(Excerpts from an interface dataset)
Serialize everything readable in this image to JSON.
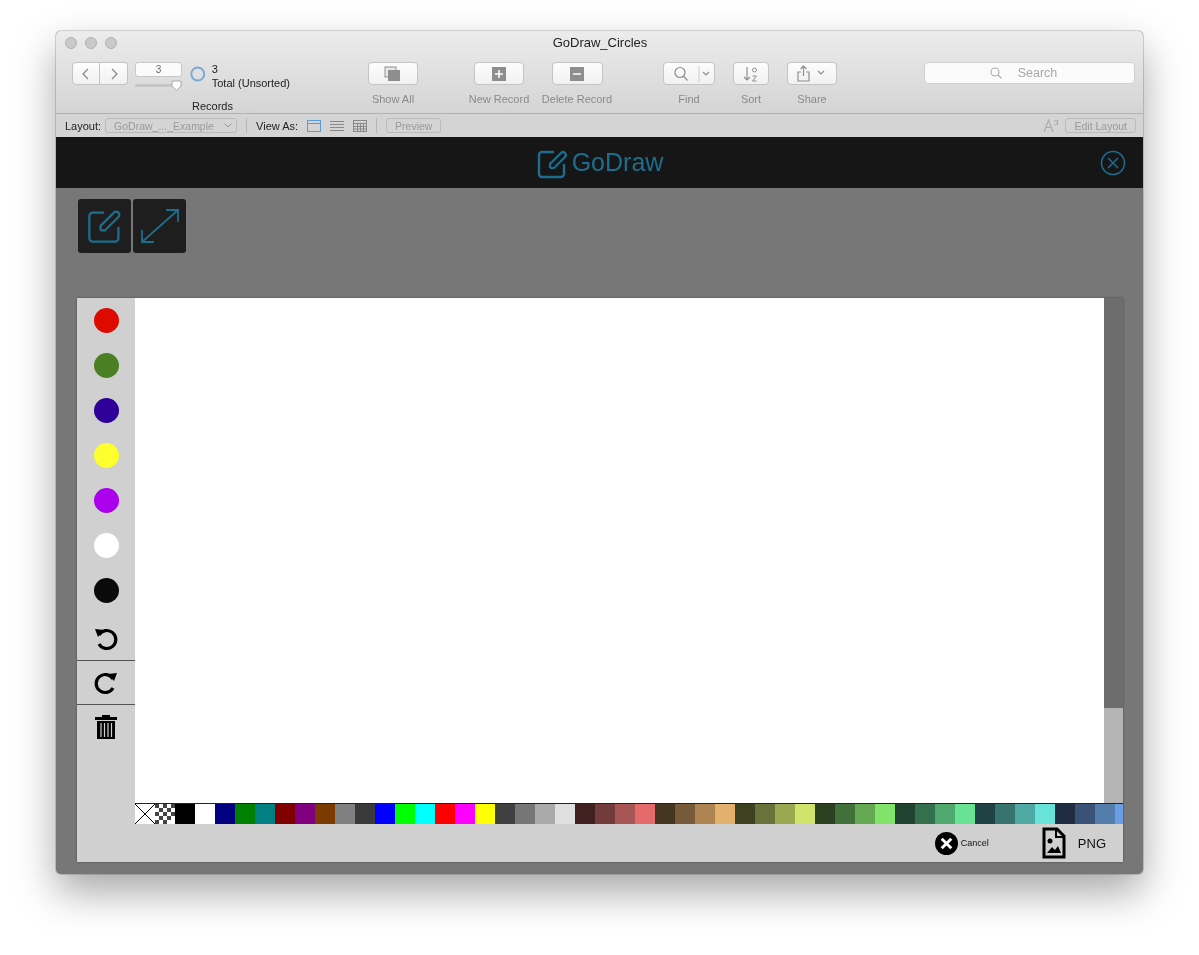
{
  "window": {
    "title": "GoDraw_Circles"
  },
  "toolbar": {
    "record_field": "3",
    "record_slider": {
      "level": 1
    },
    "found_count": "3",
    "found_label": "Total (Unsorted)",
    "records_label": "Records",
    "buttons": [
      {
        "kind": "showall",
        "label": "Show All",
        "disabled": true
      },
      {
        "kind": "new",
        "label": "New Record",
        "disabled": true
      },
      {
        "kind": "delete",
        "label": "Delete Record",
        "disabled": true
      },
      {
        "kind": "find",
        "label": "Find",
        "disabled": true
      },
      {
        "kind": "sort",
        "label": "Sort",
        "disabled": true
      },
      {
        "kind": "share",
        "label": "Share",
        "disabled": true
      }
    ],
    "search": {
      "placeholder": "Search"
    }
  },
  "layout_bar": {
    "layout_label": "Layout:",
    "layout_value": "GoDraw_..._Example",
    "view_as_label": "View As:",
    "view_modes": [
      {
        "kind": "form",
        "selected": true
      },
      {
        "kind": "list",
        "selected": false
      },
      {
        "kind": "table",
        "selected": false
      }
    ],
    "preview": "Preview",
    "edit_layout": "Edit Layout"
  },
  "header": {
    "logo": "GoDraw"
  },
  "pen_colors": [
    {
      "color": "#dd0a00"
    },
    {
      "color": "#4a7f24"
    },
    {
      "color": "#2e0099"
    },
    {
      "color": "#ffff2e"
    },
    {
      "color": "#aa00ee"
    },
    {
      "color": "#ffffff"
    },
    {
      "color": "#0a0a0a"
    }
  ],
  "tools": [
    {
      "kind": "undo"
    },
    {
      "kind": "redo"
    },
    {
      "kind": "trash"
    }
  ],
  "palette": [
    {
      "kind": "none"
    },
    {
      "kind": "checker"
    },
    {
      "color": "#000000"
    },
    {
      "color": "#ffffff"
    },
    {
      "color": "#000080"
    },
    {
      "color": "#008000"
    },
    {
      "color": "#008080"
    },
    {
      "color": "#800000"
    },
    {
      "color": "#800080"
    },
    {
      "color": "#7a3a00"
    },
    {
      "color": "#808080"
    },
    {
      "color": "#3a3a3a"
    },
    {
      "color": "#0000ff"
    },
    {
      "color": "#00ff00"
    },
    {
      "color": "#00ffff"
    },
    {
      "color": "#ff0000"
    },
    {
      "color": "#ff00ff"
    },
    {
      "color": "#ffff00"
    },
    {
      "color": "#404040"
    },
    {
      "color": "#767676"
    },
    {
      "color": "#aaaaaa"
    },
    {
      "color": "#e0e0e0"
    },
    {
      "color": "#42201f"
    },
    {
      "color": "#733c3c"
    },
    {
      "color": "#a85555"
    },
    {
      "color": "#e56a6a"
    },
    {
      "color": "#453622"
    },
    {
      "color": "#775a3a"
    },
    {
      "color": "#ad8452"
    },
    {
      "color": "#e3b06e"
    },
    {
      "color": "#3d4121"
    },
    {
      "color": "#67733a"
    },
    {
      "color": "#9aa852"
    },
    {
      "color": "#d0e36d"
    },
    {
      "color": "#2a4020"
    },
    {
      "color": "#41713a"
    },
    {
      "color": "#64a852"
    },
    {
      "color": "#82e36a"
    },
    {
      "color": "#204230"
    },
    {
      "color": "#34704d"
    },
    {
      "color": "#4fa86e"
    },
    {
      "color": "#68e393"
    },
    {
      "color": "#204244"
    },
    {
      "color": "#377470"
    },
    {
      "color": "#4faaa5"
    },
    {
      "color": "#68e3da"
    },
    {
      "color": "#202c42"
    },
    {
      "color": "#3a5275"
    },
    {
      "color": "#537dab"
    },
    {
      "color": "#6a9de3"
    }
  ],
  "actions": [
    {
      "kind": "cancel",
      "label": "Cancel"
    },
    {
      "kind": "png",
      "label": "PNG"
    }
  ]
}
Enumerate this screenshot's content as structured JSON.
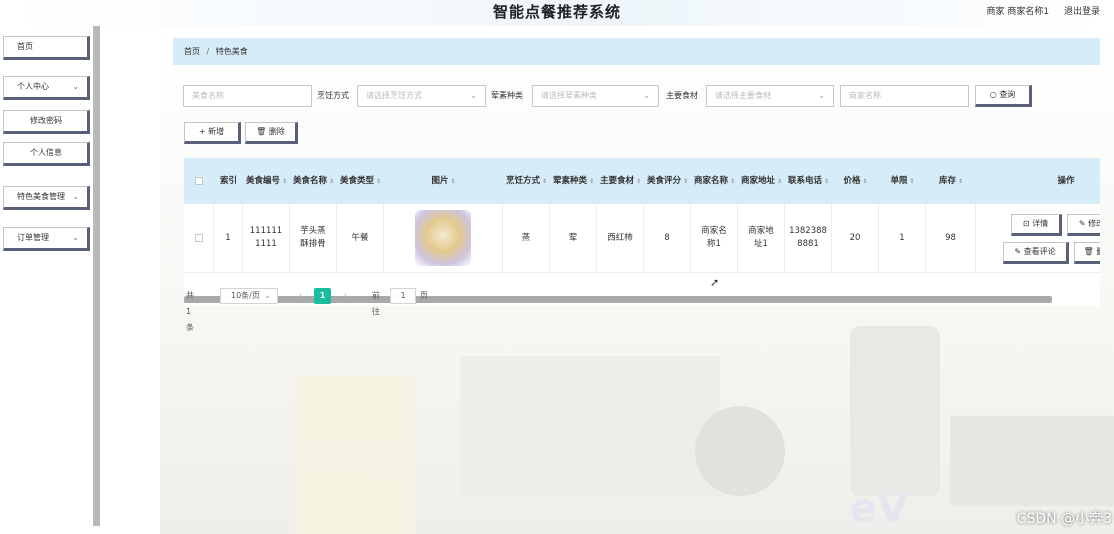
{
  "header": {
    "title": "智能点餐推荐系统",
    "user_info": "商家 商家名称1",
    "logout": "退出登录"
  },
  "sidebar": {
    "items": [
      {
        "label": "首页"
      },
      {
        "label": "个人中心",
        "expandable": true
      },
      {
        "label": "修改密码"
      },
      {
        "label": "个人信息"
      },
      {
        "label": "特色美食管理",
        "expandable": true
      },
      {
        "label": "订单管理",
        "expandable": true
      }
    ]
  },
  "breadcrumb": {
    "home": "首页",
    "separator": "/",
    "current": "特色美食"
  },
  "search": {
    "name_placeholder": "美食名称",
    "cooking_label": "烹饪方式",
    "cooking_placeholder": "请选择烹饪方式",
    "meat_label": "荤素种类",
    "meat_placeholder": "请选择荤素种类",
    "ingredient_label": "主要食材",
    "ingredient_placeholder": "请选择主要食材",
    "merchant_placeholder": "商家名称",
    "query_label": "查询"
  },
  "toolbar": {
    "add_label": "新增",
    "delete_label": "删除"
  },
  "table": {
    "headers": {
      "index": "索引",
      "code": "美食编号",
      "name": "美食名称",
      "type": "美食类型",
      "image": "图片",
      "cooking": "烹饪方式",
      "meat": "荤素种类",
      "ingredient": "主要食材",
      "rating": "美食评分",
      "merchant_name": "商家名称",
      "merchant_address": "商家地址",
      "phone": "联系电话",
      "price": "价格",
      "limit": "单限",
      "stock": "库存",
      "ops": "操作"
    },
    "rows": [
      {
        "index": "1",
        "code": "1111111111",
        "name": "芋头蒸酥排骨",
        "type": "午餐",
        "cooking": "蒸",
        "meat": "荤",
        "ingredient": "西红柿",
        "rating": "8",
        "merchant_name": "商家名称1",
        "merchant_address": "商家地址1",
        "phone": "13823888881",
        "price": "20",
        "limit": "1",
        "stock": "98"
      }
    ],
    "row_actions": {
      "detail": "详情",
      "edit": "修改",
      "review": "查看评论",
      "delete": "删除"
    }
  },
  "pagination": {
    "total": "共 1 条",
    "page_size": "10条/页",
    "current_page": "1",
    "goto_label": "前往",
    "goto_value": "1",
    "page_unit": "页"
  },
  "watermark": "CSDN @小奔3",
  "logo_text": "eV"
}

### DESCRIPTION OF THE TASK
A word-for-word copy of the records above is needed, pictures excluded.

### SOLUTION BELOW
Serialize everything readable in this image to JSON.
{
  "window": {
    "title": "GoDraw_Circles"
  },
  "toolbar": {
    "record_field": "3",
    "record_slider": {
      "level": 1
    },
    "found_count": "3",
    "found_label": "Total (Unsorted)",
    "records_label": "Records",
    "buttons": [
      {
        "kind": "showall",
        "label": "Show All",
        "disabled": true
      },
      {
        "kind": "new",
        "label": "New Record",
        "disabled": true
      },
      {
        "kind": "delete",
        "label": "Delete Record",
        "disabled": true
      },
      {
        "kind": "find",
        "label": "Find",
        "disabled": true
      },
      {
        "kind": "sort",
        "label": "Sort",
        "disabled": true
      },
      {
        "kind": "share",
        "label": "Share",
        "disabled": true
      }
    ],
    "search": {
      "placeholder": "Search"
    }
  },
  "layout_bar": {
    "layout_label": "Layout:",
    "layout_value": "GoDraw_..._Example",
    "view_as_label": "View As:",
    "view_modes": [
      {
        "kind": "form",
        "selected": true
      },
      {
        "kind": "list",
        "selected": false
      },
      {
        "kind": "table",
        "selected": false
      }
    ],
    "preview": "Preview",
    "edit_layout": "Edit Layout"
  },
  "header": {
    "logo": "GoDraw"
  },
  "pen_colors": [
    {
      "color": "#dd0a00"
    },
    {
      "color": "#4a7f24"
    },
    {
      "color": "#2e0099"
    },
    {
      "color": "#ffff2e"
    },
    {
      "color": "#aa00ee"
    },
    {
      "color": "#ffffff"
    },
    {
      "color": "#0a0a0a"
    }
  ],
  "tools": [
    {
      "kind": "undo"
    },
    {
      "kind": "redo"
    },
    {
      "kind": "trash"
    }
  ],
  "palette": [
    {
      "kind": "none"
    },
    {
      "kind": "checker"
    },
    {
      "color": "#000000"
    },
    {
      "color": "#ffffff"
    },
    {
      "color": "#000080"
    },
    {
      "color": "#008000"
    },
    {
      "color": "#008080"
    },
    {
      "color": "#800000"
    },
    {
      "color": "#800080"
    },
    {
      "color": "#7a3a00"
    },
    {
      "color": "#808080"
    },
    {
      "color": "#3a3a3a"
    },
    {
      "color": "#0000ff"
    },
    {
      "color": "#00ff00"
    },
    {
      "color": "#00ffff"
    },
    {
      "color": "#ff0000"
    },
    {
      "color": "#ff00ff"
    },
    {
      "color": "#ffff00"
    },
    {
      "color": "#404040"
    },
    {
      "color": "#767676"
    },
    {
      "color": "#aaaaaa"
    },
    {
      "color": "#e0e0e0"
    },
    {
      "color": "#42201f"
    },
    {
      "color": "#733c3c"
    },
    {
      "color": "#a85555"
    },
    {
      "color": "#e56a6a"
    },
    {
      "color": "#453622"
    },
    {
      "color": "#775a3a"
    },
    {
      "color": "#ad8452"
    },
    {
      "color": "#e3b06e"
    },
    {
      "color": "#3d4121"
    },
    {
      "color": "#67733a"
    },
    {
      "color": "#9aa852"
    },
    {
      "color": "#d0e36d"
    },
    {
      "color": "#2a4020"
    },
    {
      "color": "#41713a"
    },
    {
      "color": "#64a852"
    },
    {
      "color": "#82e36a"
    },
    {
      "color": "#204230"
    },
    {
      "color": "#34704d"
    },
    {
      "color": "#4fa86e"
    },
    {
      "color": "#68e393"
    },
    {
      "color": "#204244"
    },
    {
      "color": "#377470"
    },
    {
      "color": "#4faaa5"
    },
    {
      "color": "#68e3da"
    },
    {
      "color": "#202c42"
    },
    {
      "color": "#3a5275"
    },
    {
      "color": "#537dab"
    },
    {
      "color": "#6a9de3"
    }
  ],
  "actions": [
    {
      "kind": "cancel",
      "label": "Cancel"
    },
    {
      "kind": "png",
      "label": "PNG"
    }
  ]
}
Enumerate this screenshot's content as structured JSON.
{
  "header": {
    "title": "智能点餐推荐系统",
    "user_info": "商家 商家名称1",
    "logout": "退出登录"
  },
  "sidebar": {
    "items": [
      {
        "label": "首页"
      },
      {
        "label": "个人中心",
        "expandable": true
      },
      {
        "label": "修改密码"
      },
      {
        "label": "个人信息"
      },
      {
        "label": "特色美食管理",
        "expandable": true
      },
      {
        "label": "订单管理",
        "expandable": true
      }
    ]
  },
  "breadcrumb": {
    "home": "首页",
    "separator": "/",
    "current": "特色美食"
  },
  "search": {
    "name_placeholder": "美食名称",
    "cooking_label": "烹饪方式",
    "cooking_placeholder": "请选择烹饪方式",
    "meat_label": "荤素种类",
    "meat_placeholder": "请选择荤素种类",
    "ingredient_label": "主要食材",
    "ingredient_placeholder": "请选择主要食材",
    "merchant_placeholder": "商家名称",
    "query_label": "查询"
  },
  "toolbar": {
    "add_label": "新增",
    "delete_label": "删除"
  },
  "table": {
    "headers": {
      "index": "索引",
      "code": "美食编号",
      "name": "美食名称",
      "type": "美食类型",
      "image": "图片",
      "cooking": "烹饪方式",
      "meat": "荤素种类",
      "ingredient": "主要食材",
      "rating": "美食评分",
      "merchant_name": "商家名称",
      "merchant_address": "商家地址",
      "phone": "联系电话",
      "price": "价格",
      "limit": "单限",
      "stock": "库存",
      "ops": "操作"
    },
    "rows": [
      {
        "index": "1",
        "code": "1111111111",
        "name": "芋头蒸酥排骨",
        "type": "午餐",
        "cooking": "蒸",
        "meat": "荤",
        "ingredient": "西红柿",
        "rating": "8",
        "merchant_name": "商家名称1",
        "merchant_address": "商家地址1",
        "phone": "13823888881",
        "price": "20",
        "limit": "1",
        "stock": "98"
      }
    ],
    "row_actions": {
      "detail": "详情",
      "edit": "修改",
      "review": "查看评论",
      "delete": "删除"
    }
  },
  "pagination": {
    "total": "共 1 条",
    "page_size": "10条/页",
    "current_page": "1",
    "goto_label": "前往",
    "goto_value": "1",
    "page_unit": "页"
  },
  "watermark": "CSDN @小奔3",
  "logo_text": "eV"
}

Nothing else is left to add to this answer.